The Turkish state has effectively been at war in the south-eastern part of Anatolia’s territory for many months now. Even though casual observers might think that sheer and unadulterated nationalism lies behind the fighting, the reality on the ground proves quite different. It seems that the AKP leadership’s promises of continued stability induced a great majority of the voting public to cast their ballots in favour of the PM Ahmed Davutoğlu and President Erdoğan. As such, some would even argue that the sudden breakdown of the ceasefire with the PKK and the discontinuation of the Kurdish Peace Process were directly linked to the AKP’s election campaign and Erdoğan’s grand-standing, trying to prove that he alone would be able to unite and pacify the nation. That the Prez and his AKP would be able to unite and pacify the country as a nation of believers, firmly dedicated to Sunni Islam able to supersede mere ethnic or national ties and solidarity. The notorious Islamophobic director of the Middle East Forum Daniel Pipes rightly points out that the dynamic duo Erdogan-Davutoglu’s dangerous gamble has now brought the country “to the point that civil war has become a real prospect.” As a result, I would argue that the Turkish government has now taken compete control of the nation’s news’ media in order to propagate its own narrative. The message being driven home now is that AKP-led Ankara is doing all it can to bring peace and tranquility to the South-East, but is somehow being outsmarted by foreign players. such as Abu Bakr al-Baghdadi and his IS. And that the spectre of civil war is nothing but a chimera, a fancyful fantasy that does not fit into Turkey’s AKP narrative . . . the Prez himself has after all declared last year that “[i]f there are [people] who are expecting a civil war, then they belong to a network of treason. Treason.” And in this way, in Turkey, reality gives way to faith . . . faith in the figure of Tayyip Erdoğan and his ability to shape the Turkish narrative in his own image.
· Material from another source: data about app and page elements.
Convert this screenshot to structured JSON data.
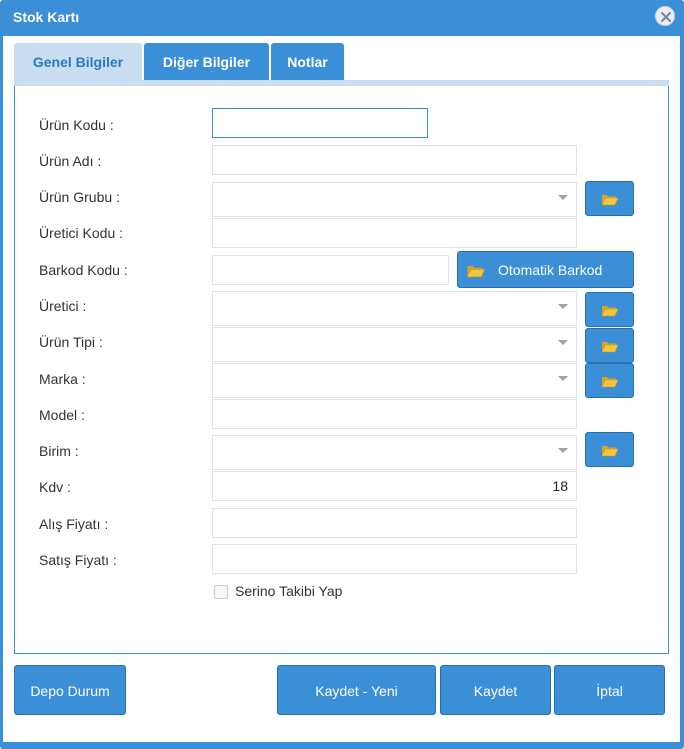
{
  "window": {
    "title": "Stok Kartı"
  },
  "tabs": [
    {
      "label": "Genel Bilgiler",
      "active": true
    },
    {
      "label": "Diğer Bilgiler",
      "active": false
    },
    {
      "label": "Notlar",
      "active": false
    }
  ],
  "form": {
    "urun_kodu": {
      "label": "Ürün Kodu :",
      "value": ""
    },
    "urun_adi": {
      "label": "Ürün Adı :",
      "value": ""
    },
    "urun_grubu": {
      "label": "Ürün Grubu :",
      "value": ""
    },
    "uretici_kodu": {
      "label": "Üretici Kodu :",
      "value": ""
    },
    "barkod_kodu": {
      "label": "Barkod Kodu :",
      "value": ""
    },
    "uretici": {
      "label": "Üretici :",
      "value": ""
    },
    "urun_tipi": {
      "label": "Ürün Tipi :",
      "value": ""
    },
    "marka": {
      "label": "Marka :",
      "value": ""
    },
    "model": {
      "label": "Model :",
      "value": ""
    },
    "birim": {
      "label": "Birim :",
      "value": ""
    },
    "kdv": {
      "label": "Kdv :",
      "value": "18"
    },
    "alis_fiyati": {
      "label": "Alış Fiyatı :",
      "value": ""
    },
    "satis_fiyati": {
      "label": "Satış Fiyatı :",
      "value": ""
    },
    "otomatik_barkod_label": "Otomatik Barkod",
    "serino_label": "Serino Takibi Yap",
    "serino_checked": false
  },
  "footer": {
    "depo_durum": "Depo Durum",
    "kaydet_yeni": "Kaydet - Yeni",
    "kaydet": "Kaydet",
    "iptal": "İptal"
  },
  "colors": {
    "accent": "#3a8fd6",
    "tab_active_bg": "#c9def1",
    "folder_icon": "#f5c542"
  },
  "icons": {
    "close": "close-icon",
    "folder": "folder-open-icon",
    "caret": "chevron-down-icon"
  }
}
Dr. Can Erimtan is an independent scholar residing in İstanbul, with a wide interest in the politics, history and culture of the Balkans and the Greater Middle East, , especially for the online magazine “New Eastern Outlook.”